Indeed. Mark Twain, in an 1891 “travel letter,” wrote of attending a performance of Tristan und Isolde at the Bayreuth Festival at which the opera “broke the hearts of all witnesses who were of the faith, and I know of some who have heard of many who could not sleep after it, but cried the night away” (Twain was not so moved, though he does describe the experience overall “as one of the most extraordinary” of his life.)
I realize this is a lot of back story and build-up to the SFO’s production, five years in the making and the first time Tristan und Isolde has been mounted here, an undertaking dramaturg Cori Ellison described during a discussion last weekend with co-directors Zach Winokur and Lisenka Heijboer Castañón as a “rite of passage” for any opera house.
SFO’s production meets that challenge. A friend texted in the wee hours of the morning following opening night that she remained “on another planet” following Wilson’s final aria, “Liebestod” (love/death). We both agreed it would be difficult to sleep that night.
The orchestra, led by conductor James Gaffigan, was phenomenal from the opening prelude to the final notes of Act 3, with all the singers: tenor Simon O’Neill (Tristan); mezzo-soprano Jamie Barton (Brangäne); and bass-baritone Eric Owens (King Marke) delivering impressive performances. Bass-baritone Nicholas Brownlee, as King Marke’s friend and confidante Kurwenal, was particularly noteworthy.
Projection designer Greg Emetaz’s use of projections to convey daytime and night and their concomitant themes of light and dark/constraint and freedom stole the show at times, as did the opening night’s spectacle of lightning and wind, which interacted beautifully with Carlos J Soto’s gorgeous costuming. In her pre-performance talk, Heijboer Castañón described Soto as a “magician,” a characterization that rang true as Isolde’s dress fluttered and rose angrily in the wind as she sang, almost like a bird of prey. The minimalist sets from scenic designers/architects Charlap Hyman & Herrero Company provided a clean and effective backdrop.
At their pre-opera talk, Winokur said he and Heijboer Castañón typically work outside the canon and noted their production puts the emphasis “even more than is normal” on Isolde, her relationship to Brangäne and her own future. They approached Tristan und Isolde, Winokur said, “with incredible respect, and also a fair amount of skepticism” regarding its “bigness,” because “while its forces are gigantic, and the story in its depth is massive, the actual thing itself is incredibly intimate, and very relatable.
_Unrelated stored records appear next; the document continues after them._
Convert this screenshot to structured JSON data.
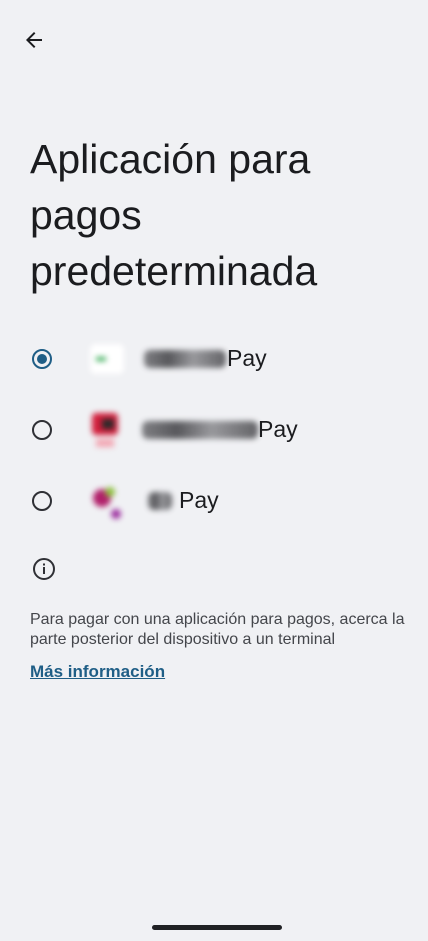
{
  "title": "Aplicación para pagos predeterminada",
  "apps": [
    {
      "pay_label": "Pay",
      "selected": true,
      "icon_colors": [
        "#ffffff",
        "#2fa84f"
      ]
    },
    {
      "pay_label": "Pay",
      "selected": false,
      "icon_colors": [
        "#d21f3c",
        "#f2a7b3"
      ]
    },
    {
      "pay_label": "Pay",
      "selected": false,
      "icon_colors": [
        "#b1206a",
        "#8bbf3a"
      ]
    }
  ],
  "footer": {
    "description": "Para pagar con una aplicación para pagos, acerca la parte posterior del dispositivo a un terminal",
    "link": "Más información"
  },
  "colors": {
    "accent": "#1f5e86",
    "background": "#f0f1f4"
  }
}
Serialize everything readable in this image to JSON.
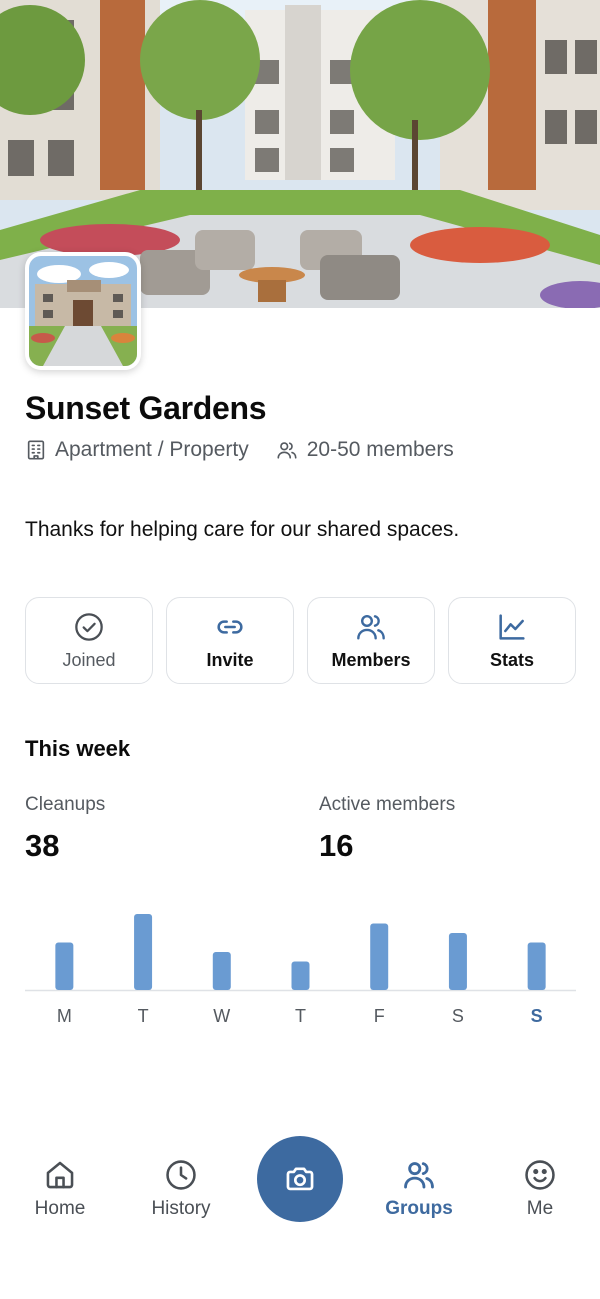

And I think what we wanted to do was treat it with that kind of sensitivity, not as an iconic masterpiece that needs to be overplayed, but actually, as a delicate, very real play for very few people supported by extraordinary music.”
The story, he added, “is one that we can all enter,” but the directors wanted “to really allow space for the music to do so much of its powerful storytelling, simply by letting it vibrate through the air into your bodies over a long time.”
Tristan und Isolde
8 pm, Aug. 5, 11, 19, 23
$54-$376, subject to change; $15 standing room
First-time NM residents are eligible for a 40% discount; call the box office in advance: (505) 986-5900 or (800) 280-4654. Day-of discounts available for students, seniors and military via the box office by phone or in person.